Well, the bullet has been bitten. After more than two years of waiting, applying, arguing, sleepless nights and pretty much putting life on hold, we are finally about to start our self build.
The bitten bullet referred to is the affordable housing contribution (AHC). Since June, an “imminent” announcement about exemption for self builders has been awaited. We now have full planning permission, building regs approval, firm quotes and – most importantly – an approved mortgage offer. Bearing in mind the hoops we have jumped through to get the latter, the thought of having to do it all again if the building society refuse to extend the offer, means we are going to press ahead and take the hit of the £13,500 AHC liable for payment on completion.
What we are hoping for is that, whilst we are building, the exemption will come into force and we can then at least try to argue that we shouldn’t have to pay the full amount. That is of course if the announcement is ever made and if, indeed, it is in the favour of self builders.
I first contacted Homebuilding & Renovating back in October 2012 when we had just started out on this massive (sorry, here comes the “J” word) journey as I was keen to start a blog on our progress. That was before the battle commenced. We had always wanted to build our own house but plot prices rocketed and we accepted it was never likely to happen.
However, what we didn’t bank on was becoming really good friends with another family in the village who had half an acre of spare land. They offered it to us for a good price – none of us knowing whether we could get planning permission – and then our lives started to change.
After submitting a pre-application form to our local authority, we were advised that they were in the middle of re-writing the Local Plan and that our village had in fact been put forward for five houses to be built over the following 13 years. Yippee we thought!

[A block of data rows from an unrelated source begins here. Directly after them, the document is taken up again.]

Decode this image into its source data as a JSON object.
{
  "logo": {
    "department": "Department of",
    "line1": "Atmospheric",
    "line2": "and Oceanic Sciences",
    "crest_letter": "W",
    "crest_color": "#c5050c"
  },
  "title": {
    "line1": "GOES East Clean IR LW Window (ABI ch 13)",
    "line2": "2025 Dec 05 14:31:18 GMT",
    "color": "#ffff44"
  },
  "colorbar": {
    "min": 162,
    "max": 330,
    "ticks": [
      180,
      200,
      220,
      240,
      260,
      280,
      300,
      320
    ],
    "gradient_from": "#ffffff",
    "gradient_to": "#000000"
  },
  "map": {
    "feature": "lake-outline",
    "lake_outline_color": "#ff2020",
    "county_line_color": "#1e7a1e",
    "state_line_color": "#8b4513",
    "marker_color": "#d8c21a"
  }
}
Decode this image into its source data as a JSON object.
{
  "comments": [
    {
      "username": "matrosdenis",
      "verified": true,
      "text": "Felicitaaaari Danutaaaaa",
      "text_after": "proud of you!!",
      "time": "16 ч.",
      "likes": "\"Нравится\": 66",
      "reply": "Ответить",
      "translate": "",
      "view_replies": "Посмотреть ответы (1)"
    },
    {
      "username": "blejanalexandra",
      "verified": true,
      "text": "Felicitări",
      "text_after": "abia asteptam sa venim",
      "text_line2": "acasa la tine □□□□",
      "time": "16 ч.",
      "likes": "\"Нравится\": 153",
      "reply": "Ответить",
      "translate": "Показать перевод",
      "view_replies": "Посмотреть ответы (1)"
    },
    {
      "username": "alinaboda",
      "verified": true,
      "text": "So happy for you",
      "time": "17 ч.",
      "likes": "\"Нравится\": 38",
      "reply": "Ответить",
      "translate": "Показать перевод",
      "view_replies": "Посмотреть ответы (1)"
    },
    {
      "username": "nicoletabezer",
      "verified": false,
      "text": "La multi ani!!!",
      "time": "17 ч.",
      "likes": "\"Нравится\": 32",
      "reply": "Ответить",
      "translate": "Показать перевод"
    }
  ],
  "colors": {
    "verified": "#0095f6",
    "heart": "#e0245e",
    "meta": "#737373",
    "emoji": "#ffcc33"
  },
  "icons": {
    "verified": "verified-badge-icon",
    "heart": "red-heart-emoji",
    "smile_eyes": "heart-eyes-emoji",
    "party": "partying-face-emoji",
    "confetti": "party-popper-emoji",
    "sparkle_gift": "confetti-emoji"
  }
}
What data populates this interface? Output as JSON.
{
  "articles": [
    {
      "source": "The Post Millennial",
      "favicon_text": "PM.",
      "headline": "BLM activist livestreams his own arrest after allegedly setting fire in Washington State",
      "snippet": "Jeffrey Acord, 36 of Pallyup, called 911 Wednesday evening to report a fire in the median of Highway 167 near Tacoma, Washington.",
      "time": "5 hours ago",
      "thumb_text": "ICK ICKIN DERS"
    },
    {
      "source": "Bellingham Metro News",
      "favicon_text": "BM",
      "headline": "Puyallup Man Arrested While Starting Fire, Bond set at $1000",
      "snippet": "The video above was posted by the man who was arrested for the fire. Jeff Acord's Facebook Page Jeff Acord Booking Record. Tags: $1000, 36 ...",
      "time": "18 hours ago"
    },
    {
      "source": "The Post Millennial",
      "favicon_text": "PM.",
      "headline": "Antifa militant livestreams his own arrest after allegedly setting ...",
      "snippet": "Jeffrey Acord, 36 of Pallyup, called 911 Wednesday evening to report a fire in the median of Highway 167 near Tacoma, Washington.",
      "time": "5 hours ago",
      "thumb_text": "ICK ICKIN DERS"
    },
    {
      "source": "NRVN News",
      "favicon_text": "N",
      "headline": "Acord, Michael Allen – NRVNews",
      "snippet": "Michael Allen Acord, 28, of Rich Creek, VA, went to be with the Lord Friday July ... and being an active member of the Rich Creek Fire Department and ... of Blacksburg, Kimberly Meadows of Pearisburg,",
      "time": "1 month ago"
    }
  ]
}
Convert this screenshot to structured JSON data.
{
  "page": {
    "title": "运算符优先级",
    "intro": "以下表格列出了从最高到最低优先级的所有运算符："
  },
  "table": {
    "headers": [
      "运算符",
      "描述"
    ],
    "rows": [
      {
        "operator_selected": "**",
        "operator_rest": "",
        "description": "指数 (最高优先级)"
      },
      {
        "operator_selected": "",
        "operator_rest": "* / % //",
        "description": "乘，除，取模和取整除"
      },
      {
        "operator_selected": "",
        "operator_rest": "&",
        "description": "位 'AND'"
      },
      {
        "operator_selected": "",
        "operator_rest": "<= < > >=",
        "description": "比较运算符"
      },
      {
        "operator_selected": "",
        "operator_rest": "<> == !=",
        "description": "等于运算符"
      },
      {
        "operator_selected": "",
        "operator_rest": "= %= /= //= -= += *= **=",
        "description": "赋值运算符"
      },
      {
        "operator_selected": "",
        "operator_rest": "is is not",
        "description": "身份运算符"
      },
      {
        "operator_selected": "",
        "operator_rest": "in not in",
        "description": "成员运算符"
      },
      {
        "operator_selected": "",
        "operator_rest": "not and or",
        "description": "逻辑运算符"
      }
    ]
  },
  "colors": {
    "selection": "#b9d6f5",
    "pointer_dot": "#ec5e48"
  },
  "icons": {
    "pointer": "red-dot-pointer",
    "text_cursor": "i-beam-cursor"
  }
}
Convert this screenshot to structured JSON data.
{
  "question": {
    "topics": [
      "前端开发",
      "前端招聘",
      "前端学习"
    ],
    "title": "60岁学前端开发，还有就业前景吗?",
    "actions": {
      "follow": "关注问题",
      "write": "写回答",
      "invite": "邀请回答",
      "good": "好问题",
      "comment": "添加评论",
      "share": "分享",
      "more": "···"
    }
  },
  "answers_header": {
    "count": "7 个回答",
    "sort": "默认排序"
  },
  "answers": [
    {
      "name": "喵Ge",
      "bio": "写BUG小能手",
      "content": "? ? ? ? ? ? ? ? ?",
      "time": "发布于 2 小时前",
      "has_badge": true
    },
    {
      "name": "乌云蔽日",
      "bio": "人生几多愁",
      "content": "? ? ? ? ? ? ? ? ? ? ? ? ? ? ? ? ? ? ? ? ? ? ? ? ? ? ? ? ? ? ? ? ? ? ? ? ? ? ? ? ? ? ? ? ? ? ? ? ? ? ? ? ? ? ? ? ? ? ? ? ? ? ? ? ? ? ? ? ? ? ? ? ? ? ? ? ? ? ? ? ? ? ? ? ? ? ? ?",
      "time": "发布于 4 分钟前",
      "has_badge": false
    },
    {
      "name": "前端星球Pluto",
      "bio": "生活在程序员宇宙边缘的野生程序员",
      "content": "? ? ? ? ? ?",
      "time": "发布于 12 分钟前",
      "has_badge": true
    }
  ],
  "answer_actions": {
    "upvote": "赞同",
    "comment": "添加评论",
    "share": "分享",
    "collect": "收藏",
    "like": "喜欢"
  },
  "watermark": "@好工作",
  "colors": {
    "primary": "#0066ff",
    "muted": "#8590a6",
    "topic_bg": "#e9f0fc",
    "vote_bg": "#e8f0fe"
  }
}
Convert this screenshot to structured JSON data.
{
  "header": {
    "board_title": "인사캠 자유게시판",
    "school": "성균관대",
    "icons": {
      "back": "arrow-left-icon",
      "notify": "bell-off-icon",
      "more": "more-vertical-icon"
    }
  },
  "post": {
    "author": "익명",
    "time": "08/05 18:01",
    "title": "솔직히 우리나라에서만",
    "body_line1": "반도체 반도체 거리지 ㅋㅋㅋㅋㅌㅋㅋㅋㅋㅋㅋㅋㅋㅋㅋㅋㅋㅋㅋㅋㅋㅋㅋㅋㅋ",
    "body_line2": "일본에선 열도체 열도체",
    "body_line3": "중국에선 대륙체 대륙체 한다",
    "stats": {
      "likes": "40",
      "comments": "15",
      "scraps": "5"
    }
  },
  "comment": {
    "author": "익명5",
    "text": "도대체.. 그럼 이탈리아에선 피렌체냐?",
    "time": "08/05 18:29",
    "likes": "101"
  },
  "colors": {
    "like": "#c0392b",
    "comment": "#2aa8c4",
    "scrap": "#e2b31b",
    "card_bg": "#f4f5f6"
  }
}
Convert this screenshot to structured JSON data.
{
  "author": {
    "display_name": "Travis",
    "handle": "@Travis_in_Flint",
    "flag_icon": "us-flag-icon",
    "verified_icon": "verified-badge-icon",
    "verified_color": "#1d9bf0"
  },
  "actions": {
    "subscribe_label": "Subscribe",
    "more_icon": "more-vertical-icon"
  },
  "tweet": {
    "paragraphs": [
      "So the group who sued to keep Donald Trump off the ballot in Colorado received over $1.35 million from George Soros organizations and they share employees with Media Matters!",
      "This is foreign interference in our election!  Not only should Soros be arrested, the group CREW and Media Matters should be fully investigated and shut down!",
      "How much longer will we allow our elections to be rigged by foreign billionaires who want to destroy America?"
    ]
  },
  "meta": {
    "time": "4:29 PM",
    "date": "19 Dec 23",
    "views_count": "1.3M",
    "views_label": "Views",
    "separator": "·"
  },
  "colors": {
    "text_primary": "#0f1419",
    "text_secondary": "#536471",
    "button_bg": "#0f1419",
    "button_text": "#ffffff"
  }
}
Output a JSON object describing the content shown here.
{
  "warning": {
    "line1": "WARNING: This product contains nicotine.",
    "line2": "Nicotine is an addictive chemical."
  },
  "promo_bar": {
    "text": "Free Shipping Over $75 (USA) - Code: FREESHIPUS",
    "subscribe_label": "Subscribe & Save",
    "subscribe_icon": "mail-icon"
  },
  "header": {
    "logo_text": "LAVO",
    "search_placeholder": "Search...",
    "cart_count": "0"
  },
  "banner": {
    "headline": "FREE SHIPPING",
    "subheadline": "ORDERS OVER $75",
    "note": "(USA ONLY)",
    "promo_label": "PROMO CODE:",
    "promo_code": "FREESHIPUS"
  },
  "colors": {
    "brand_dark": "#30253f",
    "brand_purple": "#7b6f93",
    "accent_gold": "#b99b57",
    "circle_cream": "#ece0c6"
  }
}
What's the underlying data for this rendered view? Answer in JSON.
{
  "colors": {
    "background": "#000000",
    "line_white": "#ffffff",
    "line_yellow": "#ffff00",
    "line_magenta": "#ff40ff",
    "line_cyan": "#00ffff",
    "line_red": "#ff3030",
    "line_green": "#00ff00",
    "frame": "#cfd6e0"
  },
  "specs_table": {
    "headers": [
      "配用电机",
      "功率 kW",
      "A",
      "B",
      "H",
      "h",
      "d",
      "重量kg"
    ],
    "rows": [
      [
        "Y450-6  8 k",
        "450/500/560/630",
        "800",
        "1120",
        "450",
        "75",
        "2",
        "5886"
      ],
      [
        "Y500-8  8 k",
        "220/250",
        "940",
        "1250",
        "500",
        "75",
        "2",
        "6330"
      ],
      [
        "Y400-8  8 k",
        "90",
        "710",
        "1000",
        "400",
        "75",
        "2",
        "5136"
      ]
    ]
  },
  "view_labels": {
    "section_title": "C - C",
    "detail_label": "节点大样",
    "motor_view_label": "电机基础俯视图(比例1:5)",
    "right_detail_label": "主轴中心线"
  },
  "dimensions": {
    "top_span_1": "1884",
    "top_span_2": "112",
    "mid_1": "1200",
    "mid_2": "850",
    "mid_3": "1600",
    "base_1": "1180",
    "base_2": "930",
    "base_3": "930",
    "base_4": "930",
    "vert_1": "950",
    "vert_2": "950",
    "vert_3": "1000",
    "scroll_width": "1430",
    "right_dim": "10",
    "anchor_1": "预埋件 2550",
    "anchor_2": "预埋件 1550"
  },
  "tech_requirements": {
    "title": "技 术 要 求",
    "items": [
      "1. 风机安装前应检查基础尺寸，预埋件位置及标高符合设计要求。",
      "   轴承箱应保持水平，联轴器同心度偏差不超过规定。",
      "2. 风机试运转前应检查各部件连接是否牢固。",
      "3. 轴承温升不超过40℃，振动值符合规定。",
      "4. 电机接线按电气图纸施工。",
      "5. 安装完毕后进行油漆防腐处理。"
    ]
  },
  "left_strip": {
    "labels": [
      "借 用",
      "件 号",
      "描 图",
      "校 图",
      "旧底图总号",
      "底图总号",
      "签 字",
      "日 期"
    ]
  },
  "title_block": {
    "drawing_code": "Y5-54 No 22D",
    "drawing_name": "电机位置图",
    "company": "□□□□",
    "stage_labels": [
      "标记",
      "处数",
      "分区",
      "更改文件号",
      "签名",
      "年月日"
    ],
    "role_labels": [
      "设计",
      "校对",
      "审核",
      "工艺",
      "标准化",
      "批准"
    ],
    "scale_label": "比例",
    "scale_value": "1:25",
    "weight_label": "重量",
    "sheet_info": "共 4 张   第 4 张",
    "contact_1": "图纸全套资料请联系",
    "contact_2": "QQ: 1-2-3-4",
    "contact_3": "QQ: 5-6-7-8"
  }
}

That was until there was then a parish meeting and it was relayed to the local residents as five developments; which, of course, set alarm bells ringing. Cue a lot of head shaking, mutterings of “outsiders settling here” and a farcical vote resulting in the village being withdrawn from that particular plan.
To put things very briefly, we decided to give it a go anyway. We applied for outline planning permission; got a refusal. Applied again when the council decided they couldn’t demonstrate a five year supply of building land, were recommended for approval with the backing of our ward councillor, went to planning committee and were told that the council had changed their mind that morning and now could demonstrate a five year supply. We were deferred for two months, then refused, we lodged an appeal, then they changed their minds AGAIN and said they didn’t have the five year supply so wouldn’t contest our appeal. We applied again and WON!
Then, when we recovered from our nervous breakdowns (!), we started the whole process off again with an application for approval of reserved matters. Thankfully, this application went really smoothly and we received a full approval pretty swiftly. Similarly, the building regulations process has also been great and, except for a few small tweaks, everything we want has been passed and approved.
So, I suppose the real work begins now and that is why I have decided to re-start my (previously non-starting) blog. I just didn’t have the heart to carry on when everything seemed to be going pear-shaped. However, I now have a good feeling and, although I know it is going to be enormously stressful, tiring, expensive etc., I also know it is what we have wanted for years and at the end of it, we are going to have the family home of our dreams.
Coming up – the joys of getting quotes, deciding on a heating system (what a nightmare) and finance – Bleurgh! Oh, and our, some would say, slightly unconventional route of building.